England’s energy-sapping battle with the All Blacks may count against them ahead of a meeting with the abrasive Springboks in the World Cup final, writes JON CARDINELLI in Yokohama.
Do England have anything left in the tank after their emphatic physical display against the All Blacks? Can the Boks recover from their recent battle with Wales despite the disadvantage of a six-day turnaround?
These are the questions that matter ahead of the World Cup final next Saturday. In the immediate aftermath of the Boks’ gritty win over Wales, the losing coach summed up the situation quite neatly.
‘I thought that England were outstanding in their win against the All Blacks,’ said Warren Gatland. ‘However, sometimes we see teams playing their final in a semi-final.
‘Sometimes they don’t replicate that performance in the final itself. It will be interesting to see what England do after that big game against New Zealand.’
Gatland and opposite number Rassie Erasmus conceded that the second semi-final was not much of a spectacle.
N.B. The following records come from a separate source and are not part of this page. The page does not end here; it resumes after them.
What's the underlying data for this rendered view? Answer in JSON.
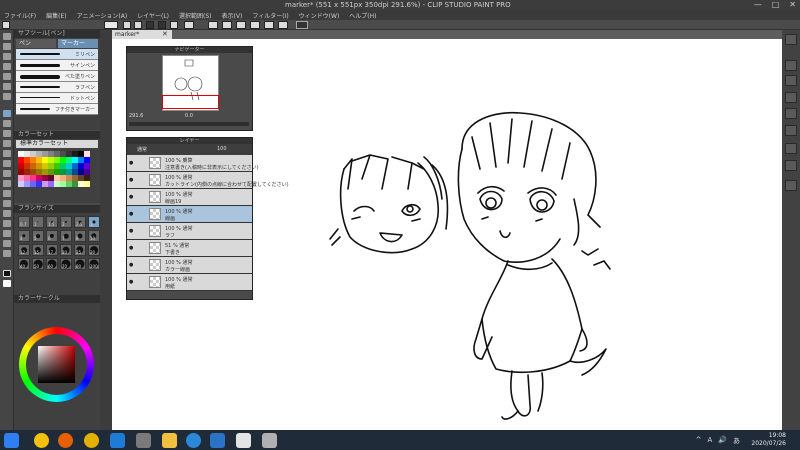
{
  "window": {
    "title": "marker* (551 x 551px 350dpi 291.6%) - CLIP STUDIO PAINT PRO",
    "controls": {
      "minimize": "—",
      "maximize": "□",
      "close": "✕"
    }
  },
  "menu": [
    "ファイル(F)",
    "編集(E)",
    "アニメーション(A)",
    "レイヤー(L)",
    "選択範囲(S)",
    "表示(V)",
    "フィルター(I)",
    "ウィンドウ(W)",
    "ヘルプ(H)"
  ],
  "subtool": {
    "header": "サブツール[ペン]",
    "tabs": [
      "ペン",
      "マーカー"
    ],
    "brushes": [
      "ミリペン",
      "サインペン",
      "べた塗りペン",
      "ラフペン",
      "ドットペン",
      "フチ付きマーカー"
    ]
  },
  "colorset": {
    "header": "カラーセット",
    "set_name": "標準カラーセット",
    "colors": [
      "#ffffff",
      "#e6e6e6",
      "#cccccc",
      "#b3b3b3",
      "#999999",
      "#808080",
      "#666666",
      "#4d4d4d",
      "#333333",
      "#1a1a1a",
      "#000000",
      "#ffe0e0",
      "#ff0000",
      "#ff4000",
      "#ff8000",
      "#ffbf00",
      "#ffff00",
      "#bfff00",
      "#80ff00",
      "#00ff00",
      "#00ff80",
      "#00ffff",
      "#0080ff",
      "#0000ff",
      "#cc0000",
      "#cc3300",
      "#cc6600",
      "#cc9900",
      "#cccc00",
      "#99cc00",
      "#33cc00",
      "#00cc66",
      "#00cccc",
      "#0066cc",
      "#0000cc",
      "#6600cc",
      "#990000",
      "#992600",
      "#994c00",
      "#997300",
      "#999900",
      "#669900",
      "#269900",
      "#00994c",
      "#009999",
      "#004c99",
      "#000099",
      "#4c0099",
      "#ff99cc",
      "#ff66aa",
      "#ff3388",
      "#cc0066",
      "#990044",
      "#660033",
      "#ffccaa",
      "#ffaa77",
      "#cc8855",
      "#996633",
      "#664422",
      "#332211",
      "#ccccff",
      "#9999ff",
      "#6666ff",
      "#3333ff",
      "#cc99ff",
      "#9966ff",
      "#ccffcc",
      "#99ff99",
      "#66cc66",
      "#339933",
      "#ffffcc",
      "#ffff99"
    ]
  },
  "brushsize": {
    "header": "ブラシサイズ",
    "sizes": [
      "0.7",
      "1",
      "1.5",
      "2",
      "2.5",
      "3",
      "4",
      "5",
      "6",
      "7",
      "8",
      "10",
      "12",
      "15",
      "17",
      "20",
      "25",
      "30",
      "40",
      "50",
      "60",
      "70",
      "80",
      "100"
    ],
    "selected_index": 5
  },
  "colorwheel": {
    "header": "カラーサークル"
  },
  "document": {
    "tab": "marker*",
    "close": "✕"
  },
  "navigator": {
    "header": "ナビゲーター",
    "zoom": "291.6",
    "angle": "0.0"
  },
  "layers": {
    "header": "レイヤー",
    "blend_mode": "通常",
    "opacity": "100",
    "items": [
      {
        "line1": "100 % 乗算",
        "line2": "注意書き(入稿時に非表示にしてください)",
        "selected": false
      },
      {
        "line1": "100 % 通常",
        "line2": "カットライン(内側の点線に合わせて配置してください)",
        "selected": false
      },
      {
        "line1": "100 % 通常",
        "line2": "線画19",
        "selected": false
      },
      {
        "line1": "100 % 通常",
        "line2": "線画",
        "selected": true
      },
      {
        "line1": "100 % 通常",
        "line2": "ラフ",
        "selected": false
      },
      {
        "line1": "51 % 通常",
        "line2": "下書き",
        "selected": false
      },
      {
        "line1": "100 % 通常",
        "line2": "カラー線画",
        "selected": false
      },
      {
        "line1": "100 % 通常",
        "line2": "用紙",
        "selected": false
      }
    ]
  },
  "taskbar": {
    "time": "19:08",
    "date": "2020/07/26",
    "tray": [
      "^",
      "A",
      "🔊",
      "あ"
    ]
  }
}
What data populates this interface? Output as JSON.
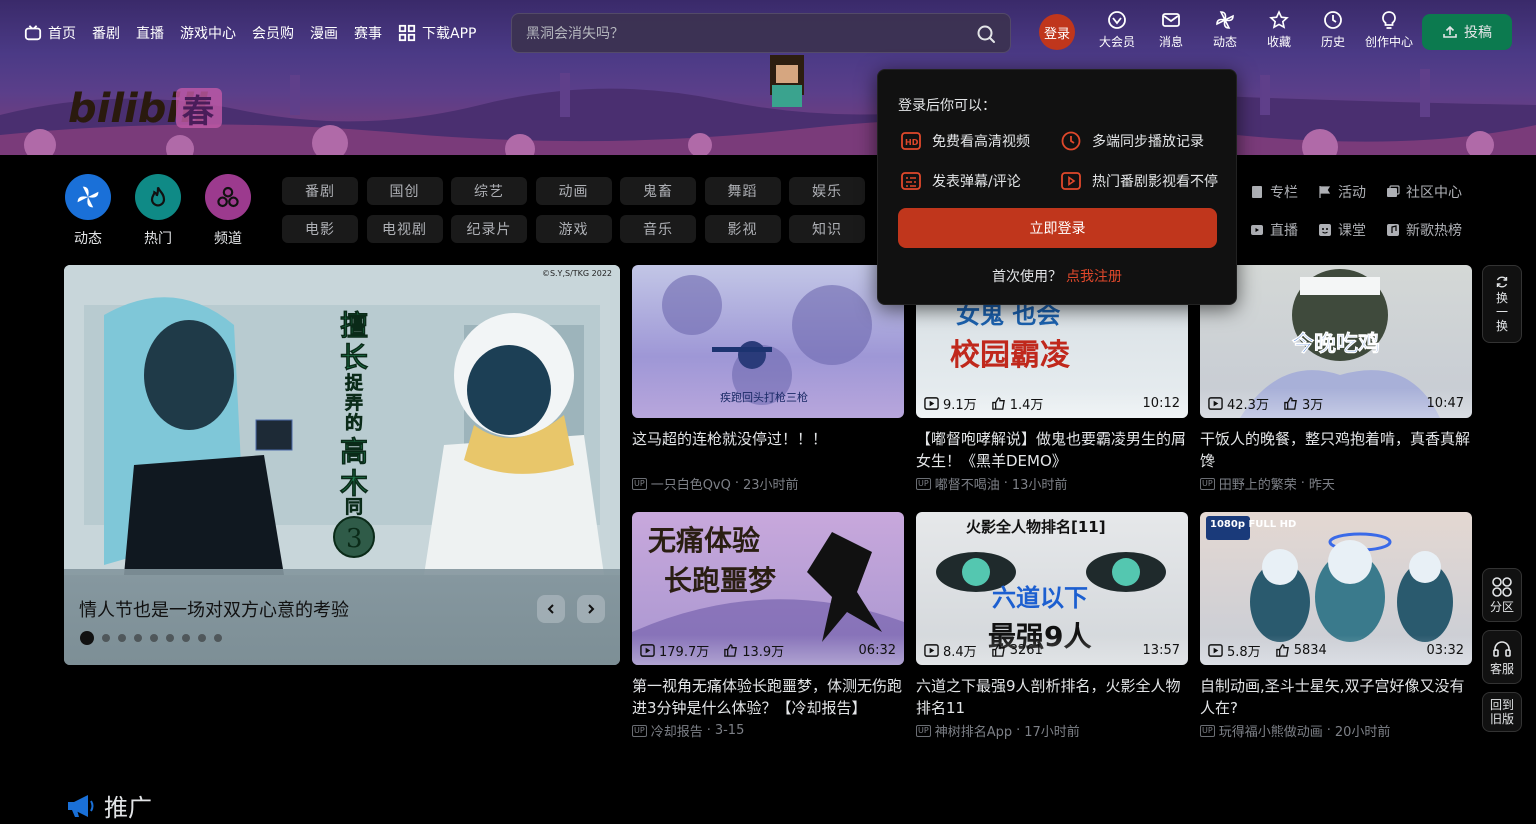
{
  "nav": {
    "left": [
      {
        "label": "首页",
        "icon": "tv-icon"
      },
      {
        "label": "番剧"
      },
      {
        "label": "直播"
      },
      {
        "label": "游戏中心"
      },
      {
        "label": "会员购"
      },
      {
        "label": "漫画"
      },
      {
        "label": "赛事"
      },
      {
        "label": "下载APP",
        "icon": "qr-icon"
      }
    ],
    "search_placeholder": "黑洞会消失吗？",
    "login_label": "登录",
    "right": [
      {
        "label": "大会员",
        "icon": "vip-icon"
      },
      {
        "label": "消息",
        "icon": "mail-icon"
      },
      {
        "label": "动态",
        "icon": "pinwheel-icon"
      },
      {
        "label": "收藏",
        "icon": "star-icon"
      },
      {
        "label": "历史",
        "icon": "clock-icon"
      },
      {
        "label": "创作中心",
        "icon": "bulb-icon"
      }
    ],
    "upload_label": "投稿"
  },
  "quick": [
    {
      "label": "动态",
      "color": "#1a70d8"
    },
    {
      "label": "热门",
      "color": "#0f8a86"
    },
    {
      "label": "频道",
      "color": "#9c3a8e"
    }
  ],
  "categories_row1": [
    "番剧",
    "国创",
    "综艺",
    "动画",
    "鬼畜",
    "舞蹈",
    "娱乐"
  ],
  "categories_row2": [
    "电影",
    "电视剧",
    "纪录片",
    "游戏",
    "音乐",
    "影视",
    "知识"
  ],
  "right_links_row1": [
    "专栏",
    "活动",
    "社区中心"
  ],
  "right_links_row2": [
    "直播",
    "课堂",
    "新歌热榜"
  ],
  "carousel": {
    "caption": "情人节也是一场对双方心意的考验",
    "copyright": "©S.Y,S/TKG 2022",
    "artwork_text": "擅长提弄的高木同学3",
    "dots": 9,
    "active_dot": 0
  },
  "videos": [
    {
      "title": "这马超的连枪就没停过！！！",
      "author": "一只白色QvQ",
      "time": "23小时前",
      "views": "",
      "likes": "",
      "duration": "",
      "thumb_text": "疾跑回头打枪三枪"
    },
    {
      "title": "【嘟督咆哮解说】做鬼也要霸凌男生的屑女生！《黑羊DEMO》",
      "author": "嘟督不喝油",
      "time": "13小时前",
      "views": "9.1万",
      "likes": "1.4万",
      "duration": "10:12",
      "thumb_text": "如果羊知道 女鬼也会 校园霸凌"
    },
    {
      "title": "干饭人的晚餐，整只鸡抱着啃，真香真解馋",
      "author": "田野上的繁荣",
      "time": "昨天",
      "views": "42.3万",
      "likes": "3万",
      "duration": "10:47",
      "thumb_text": "今晚吃鸡"
    },
    {
      "title": "第一视角无痛体验长跑噩梦，体测无伤跑进3分钟是什么体验？【冷却报告】",
      "author": "冷却报告",
      "time": "3-15",
      "views": "179.7万",
      "likes": "13.9万",
      "duration": "06:32",
      "thumb_text": "无痛体验 长跑噩梦"
    },
    {
      "title": "六道之下最强9人剖析排名，火影全人物排名11",
      "author": "神树排名App",
      "time": "17小时前",
      "views": "8.4万",
      "likes": "3261",
      "duration": "13:57",
      "thumb_text": "火影全人物排名[11] 六道以下 最强9人"
    },
    {
      "title": "自制动画,圣斗士星矢,双子宫好像又没有人在?",
      "author": "玩得福小熊做动画",
      "time": "20小时前",
      "views": "5.8万",
      "likes": "5834",
      "duration": "03:32",
      "thumb_text": "1080p FULL HD"
    }
  ],
  "float_buttons": {
    "refresh": "换一换",
    "partition": "分区",
    "service": "客服",
    "old_version": "回到旧版"
  },
  "promo_label": "推广",
  "popover": {
    "title": "登录后你可以：",
    "features": [
      "免费看高清视频",
      "多端同步播放记录",
      "发表弹幕/评论",
      "热门番剧影视看不停"
    ],
    "login_btn": "立即登录",
    "first_use": "首次使用？",
    "signup": "点我注册"
  },
  "colors": {
    "accent": "#c0361c",
    "upload": "#0c7a4f",
    "signup": "#e0482b"
  }
}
The Wales coach praised the Boks’ composure and tenacity in the dying stages before suggesting that some variation may be in order ahead of the final.
‘If you look back at our meetings over the past few years, we’ve come out on top of some tight ones,’ Gatland said. ‘Congratulations to them, they came out on top of a tight one tonight.
‘They had a pretty simple gameplan today with a strong set piece and Damian de Allende running it down the middle. There was a lot of kicking from Faf de Klerk and Handre Pollard. It was effective and they did what they had to do to make the final.
‘South Africa deserved to win. They may need to be a bit more expansive, though, in how they play next week.’
Erasmus felt that the result against Wales justified his selection policy and gameplan. The 6-2 split on the bench continues to ensure that the Boks maintain their forward assault for 80 minutes, and the liberal use of the boot continues to reap territorial rewards.
‘I’m not sure that an expansive game or a push to score a lot of wonderful tries is the way to go in a World Cup final,’ a puzzled Erasmus said when he was told about Gatland’s comment.
‘We have some room for improvement, but I believe that we have given ourselves a chance [of winning the final].
‘We know the England team well. We had some good battles with them last year, with them winning two and us winning two.
‘They’re a lot better now than they were then, though, so we know that we will have to step up.’
One thing that won’t change in next week’s decider is Erasmus’ attire. The Bok coach revealed that he has not changed the smart white shirt that he wears on game days since the victory against Namibia earlier in the tournament.
‘Every time we lose a Test, I change my clothing,’ he said with a chuckle. ‘Last year [when the Boks lost 50% of their matches] I was changing quite a lot.
‘We’ve lost only one game this year, so I’ve changed only once. This is my lucky shirt, and I hope that it does the trick in the final.’
Photo: Craig Mercer/MB Media/Getty Image